▶ EXERCISE DESCRIPTION: Each entry below is to be duplicated verbatim.
··· PROVIDED DATA
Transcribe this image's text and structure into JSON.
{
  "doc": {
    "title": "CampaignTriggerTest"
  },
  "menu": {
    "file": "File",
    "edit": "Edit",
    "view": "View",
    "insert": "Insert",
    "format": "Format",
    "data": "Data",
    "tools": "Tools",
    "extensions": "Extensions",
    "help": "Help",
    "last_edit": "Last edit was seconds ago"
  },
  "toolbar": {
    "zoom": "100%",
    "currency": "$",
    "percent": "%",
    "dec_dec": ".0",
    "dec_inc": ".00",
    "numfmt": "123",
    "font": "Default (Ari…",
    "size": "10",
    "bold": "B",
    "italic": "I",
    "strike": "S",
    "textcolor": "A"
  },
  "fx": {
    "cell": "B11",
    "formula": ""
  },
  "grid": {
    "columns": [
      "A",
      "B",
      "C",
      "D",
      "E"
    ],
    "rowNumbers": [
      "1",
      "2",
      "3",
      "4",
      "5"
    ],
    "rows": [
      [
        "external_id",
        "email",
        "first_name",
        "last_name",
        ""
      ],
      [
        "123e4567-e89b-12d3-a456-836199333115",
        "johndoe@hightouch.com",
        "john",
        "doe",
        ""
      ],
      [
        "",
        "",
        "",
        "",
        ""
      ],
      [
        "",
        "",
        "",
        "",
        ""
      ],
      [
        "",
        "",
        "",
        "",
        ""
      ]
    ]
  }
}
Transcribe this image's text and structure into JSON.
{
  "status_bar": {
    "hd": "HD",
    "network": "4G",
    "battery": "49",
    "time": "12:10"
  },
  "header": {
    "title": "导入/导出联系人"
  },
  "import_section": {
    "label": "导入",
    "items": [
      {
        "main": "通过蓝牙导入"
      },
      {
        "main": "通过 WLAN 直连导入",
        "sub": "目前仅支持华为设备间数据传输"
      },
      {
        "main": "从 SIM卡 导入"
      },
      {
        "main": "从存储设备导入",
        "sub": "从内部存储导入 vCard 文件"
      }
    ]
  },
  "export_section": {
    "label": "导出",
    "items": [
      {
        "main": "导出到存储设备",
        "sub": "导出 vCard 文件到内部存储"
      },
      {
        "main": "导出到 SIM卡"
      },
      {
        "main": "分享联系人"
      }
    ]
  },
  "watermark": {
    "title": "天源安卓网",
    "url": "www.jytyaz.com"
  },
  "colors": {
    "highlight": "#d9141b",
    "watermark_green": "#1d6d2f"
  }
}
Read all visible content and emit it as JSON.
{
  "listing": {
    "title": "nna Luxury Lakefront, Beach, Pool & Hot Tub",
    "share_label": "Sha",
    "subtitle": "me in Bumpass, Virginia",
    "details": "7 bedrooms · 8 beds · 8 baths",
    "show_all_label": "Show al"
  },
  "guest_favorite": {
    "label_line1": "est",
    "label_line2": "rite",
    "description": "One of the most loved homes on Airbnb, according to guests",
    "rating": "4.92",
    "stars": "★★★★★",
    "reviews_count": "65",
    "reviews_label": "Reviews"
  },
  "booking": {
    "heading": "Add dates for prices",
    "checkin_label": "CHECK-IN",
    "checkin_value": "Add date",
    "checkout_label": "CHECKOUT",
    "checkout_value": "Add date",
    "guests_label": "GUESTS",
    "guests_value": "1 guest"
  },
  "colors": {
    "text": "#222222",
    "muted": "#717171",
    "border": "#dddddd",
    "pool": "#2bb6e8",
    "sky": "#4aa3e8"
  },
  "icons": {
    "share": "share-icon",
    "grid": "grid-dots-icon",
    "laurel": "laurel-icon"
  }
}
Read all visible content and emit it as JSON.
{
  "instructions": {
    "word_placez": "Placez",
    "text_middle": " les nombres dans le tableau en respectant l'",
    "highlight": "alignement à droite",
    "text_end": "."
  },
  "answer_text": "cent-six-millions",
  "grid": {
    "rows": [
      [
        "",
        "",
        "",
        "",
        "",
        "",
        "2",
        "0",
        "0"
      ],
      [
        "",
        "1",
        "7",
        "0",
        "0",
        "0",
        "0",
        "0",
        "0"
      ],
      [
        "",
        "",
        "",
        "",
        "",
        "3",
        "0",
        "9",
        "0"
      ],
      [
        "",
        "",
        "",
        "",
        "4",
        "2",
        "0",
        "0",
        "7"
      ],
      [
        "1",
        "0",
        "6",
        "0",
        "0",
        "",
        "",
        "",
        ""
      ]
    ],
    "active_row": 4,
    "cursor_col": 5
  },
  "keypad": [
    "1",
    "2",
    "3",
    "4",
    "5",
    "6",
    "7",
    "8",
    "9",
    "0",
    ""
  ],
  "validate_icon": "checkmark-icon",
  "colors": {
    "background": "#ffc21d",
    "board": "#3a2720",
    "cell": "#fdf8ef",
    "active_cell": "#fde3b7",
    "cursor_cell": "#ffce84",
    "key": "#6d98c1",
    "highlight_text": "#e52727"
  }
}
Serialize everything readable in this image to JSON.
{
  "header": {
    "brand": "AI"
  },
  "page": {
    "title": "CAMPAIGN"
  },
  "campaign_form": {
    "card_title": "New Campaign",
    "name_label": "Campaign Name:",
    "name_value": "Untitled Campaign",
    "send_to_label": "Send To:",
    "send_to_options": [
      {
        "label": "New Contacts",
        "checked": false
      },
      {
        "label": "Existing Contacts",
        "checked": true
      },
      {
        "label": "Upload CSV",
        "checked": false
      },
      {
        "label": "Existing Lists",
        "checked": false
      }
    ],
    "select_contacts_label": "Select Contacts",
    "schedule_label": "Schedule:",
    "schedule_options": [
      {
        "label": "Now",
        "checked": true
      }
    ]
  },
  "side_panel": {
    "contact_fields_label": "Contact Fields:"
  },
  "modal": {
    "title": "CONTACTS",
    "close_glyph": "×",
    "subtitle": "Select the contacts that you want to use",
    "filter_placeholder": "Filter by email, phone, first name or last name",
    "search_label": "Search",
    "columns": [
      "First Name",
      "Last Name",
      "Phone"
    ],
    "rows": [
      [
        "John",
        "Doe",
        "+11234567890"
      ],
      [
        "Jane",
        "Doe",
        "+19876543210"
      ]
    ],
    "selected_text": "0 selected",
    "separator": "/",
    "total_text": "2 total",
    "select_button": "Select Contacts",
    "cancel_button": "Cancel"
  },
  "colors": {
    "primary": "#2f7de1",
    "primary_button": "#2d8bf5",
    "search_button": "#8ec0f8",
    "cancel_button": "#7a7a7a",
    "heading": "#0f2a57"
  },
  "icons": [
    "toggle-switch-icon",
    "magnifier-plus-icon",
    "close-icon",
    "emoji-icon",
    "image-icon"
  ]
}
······
▶ TASK ANSWER:
Transcribe this image's text and structure into JSON.
{
  "doc": {
    "title": "CampaignTriggerTest"
  },
  "menu": {
    "file": "File",
    "edit": "Edit",
    "view": "View",
    "insert": "Insert",
    "format": "Format",
    "data": "Data",
    "tools": "Tools",
    "extensions": "Extensions",
    "help": "Help",
    "last_edit": "Last edit was seconds ago"
  },
  "toolbar": {
    "zoom": "100%",
    "currency": "$",
    "percent": "%",
    "dec_dec": ".0",
    "dec_inc": ".00",
    "numfmt": "123",
    "font": "Default (Ari…",
    "size": "10",
    "bold": "B",
    "italic": "I",
    "strike": "S",
    "textcolor": "A"
  },
  "fx": {
    "cell": "B11",
    "formula": ""
  },
  "grid": {
    "columns": [
      "A",
      "B",
      "C",
      "D",
      "E"
    ],
    "rowNumbers": [
      "1",
      "2",
      "3",
      "4",
      "5"
    ],
    "rows": [
      [
        "external_id",
        "email",
        "first_name",
        "last_name",
        ""
      ],
      [
        "123e4567-e89b-12d3-a456-836199333115",
        "johndoe@hightouch.com",
        "john",
        "doe",
        ""
      ],
      [
        "",
        "",
        "",
        "",
        ""
      ],
      [
        "",
        "",
        "",
        "",
        ""
      ],
      [
        "",
        "",
        "",
        "",
        ""
      ]
    ]
  }
}
Transcribe this image's text and structure into JSON.
{
  "status_bar": {
    "hd": "HD",
    "network": "4G",
    "battery": "49",
    "time": "12:10"
  },
  "header": {
    "title": "导入/导出联系人"
  },
  "import_section": {
    "label": "导入",
    "items": [
      {
        "main": "通过蓝牙导入"
      },
      {
        "main": "通过 WLAN 直连导入",
        "sub": "目前仅支持华为设备间数据传输"
      },
      {
        "main": "从 SIM卡 导入"
      },
      {
        "main": "从存储设备导入",
        "sub": "从内部存储导入 vCard 文件"
      }
    ]
  },
  "export_section": {
    "label": "导出",
    "items": [
      {
        "main": "导出到存储设备",
        "sub": "导出 vCard 文件到内部存储"
      },
      {
        "main": "导出到 SIM卡"
      },
      {
        "main": "分享联系人"
      }
    ]
  },
  "watermark": {
    "title": "天源安卓网",
    "url": "www.jytyaz.com"
  },
  "colors": {
    "highlight": "#d9141b",
    "watermark_green": "#1d6d2f"
  }
}
Read all visible content and emit it as JSON.
{
  "listing": {
    "title": "nna Luxury Lakefront, Beach, Pool & Hot Tub",
    "share_label": "Sha",
    "subtitle": "me in Bumpass, Virginia",
    "details": "7 bedrooms · 8 beds · 8 baths",
    "show_all_label": "Show al"
  },
  "guest_favorite": {
    "label_line1": "est",
    "label_line2": "rite",
    "description": "One of the most loved homes on Airbnb, according to guests",
    "rating": "4.92",
    "stars": "★★★★★",
    "reviews_count": "65",
    "reviews_label": "Reviews"
  },
  "booking": {
    "heading": "Add dates for prices",
    "checkin_label": "CHECK-IN",
    "checkin_value": "Add date",
    "checkout_label": "CHECKOUT",
    "checkout_value": "Add date",
    "guests_label": "GUESTS",
    "guests_value": "1 guest"
  },
  "colors": {
    "text": "#222222",
    "muted": "#717171",
    "border": "#dddddd",
    "pool": "#2bb6e8",
    "sky": "#4aa3e8"
  },
  "icons": {
    "share": "share-icon",
    "grid": "grid-dots-icon",
    "laurel": "laurel-icon"
  }
}
Read all visible content and emit it as JSON.
{
  "instructions": {
    "word_placez": "Placez",
    "text_middle": " les nombres dans le tableau en respectant l'",
    "highlight": "alignement à droite",
    "text_end": "."
  },
  "answer_text": "cent-six-millions",
  "grid": {
    "rows": [
      [
        "",
        "",
        "",
        "",
        "",
        "",
        "2",
        "0",
        "0"
      ],
      [
        "",
        "1",
        "7",
        "0",
        "0",
        "0",
        "0",
        "0",
        "0"
      ],
      [
        "",
        "",
        "",
        "",
        "",
        "3",
        "0",
        "9",
        "0"
      ],
      [
        "",
        "",
        "",
        "",
        "4",
        "2",
        "0",
        "0",
        "7"
      ],
      [
        "1",
        "0",
        "6",
        "0",
        "0",
        "",
        "",
        "",
        ""
      ]
    ],
    "active_row": 4,
    "cursor_col": 5
  },
  "keypad": [
    "1",
    "2",
    "3",
    "4",
    "5",
    "6",
    "7",
    "8",
    "9",
    "0",
    ""
  ],
  "validate_icon": "checkmark-icon",
  "colors": {
    "background": "#ffc21d",
    "board": "#3a2720",
    "cell": "#fdf8ef",
    "active_cell": "#fde3b7",
    "cursor_cell": "#ffce84",
    "key": "#6d98c1",
    "highlight_text": "#e52727"
  }
}
Serialize everything readable in this image to JSON.
{
  "header": {
    "brand": "AI"
  },
  "page": {
    "title": "CAMPAIGN"
  },
  "campaign_form": {
    "card_title": "New Campaign",
    "name_label": "Campaign Name:",
    "name_value": "Untitled Campaign",
    "send_to_label": "Send To:",
    "send_to_options": [
      {
        "label": "New Contacts",
        "checked": false
      },
      {
        "label": "Existing Contacts",
        "checked": true
      },
      {
        "label": "Upload CSV",
        "checked": false
      },
      {
        "label": "Existing Lists",
        "checked": false
      }
    ],
    "select_contacts_label": "Select Contacts",
    "schedule_label": "Schedule:",
    "schedule_options": [
      {
        "label": "Now",
        "checked": true
      }
    ]
  },
  "side_panel": {
    "contact_fields_label": "Contact Fields:"
  },
  "modal": {
    "title": "CONTACTS",
    "close_glyph": "×",
    "subtitle": "Select the contacts that you want to use",
    "filter_placeholder": "Filter by email, phone, first name or last name",
    "search_label": "Search",
    "columns": [
      "First Name",
      "Last Name",
      "Phone"
    ],
    "rows": [
      [
        "John",
        "Doe",
        "+11234567890"
      ],
      [
        "Jane",
        "Doe",
        "+19876543210"
      ]
    ],
    "selected_text": "0 selected",
    "separator": "/",
    "total_text": "2 total",
    "select_button": "Select Contacts",
    "cancel_button": "Cancel"
  },
  "colors": {
    "primary": "#2f7de1",
    "primary_button": "#2d8bf5",
    "search_button": "#8ec0f8",
    "cancel_button": "#7a7a7a",
    "heading": "#0f2a57"
  },
  "icons": [
    "toggle-switch-icon",
    "magnifier-plus-icon",
    "close-icon",
    "emoji-icon",
    "image-icon"
  ]
}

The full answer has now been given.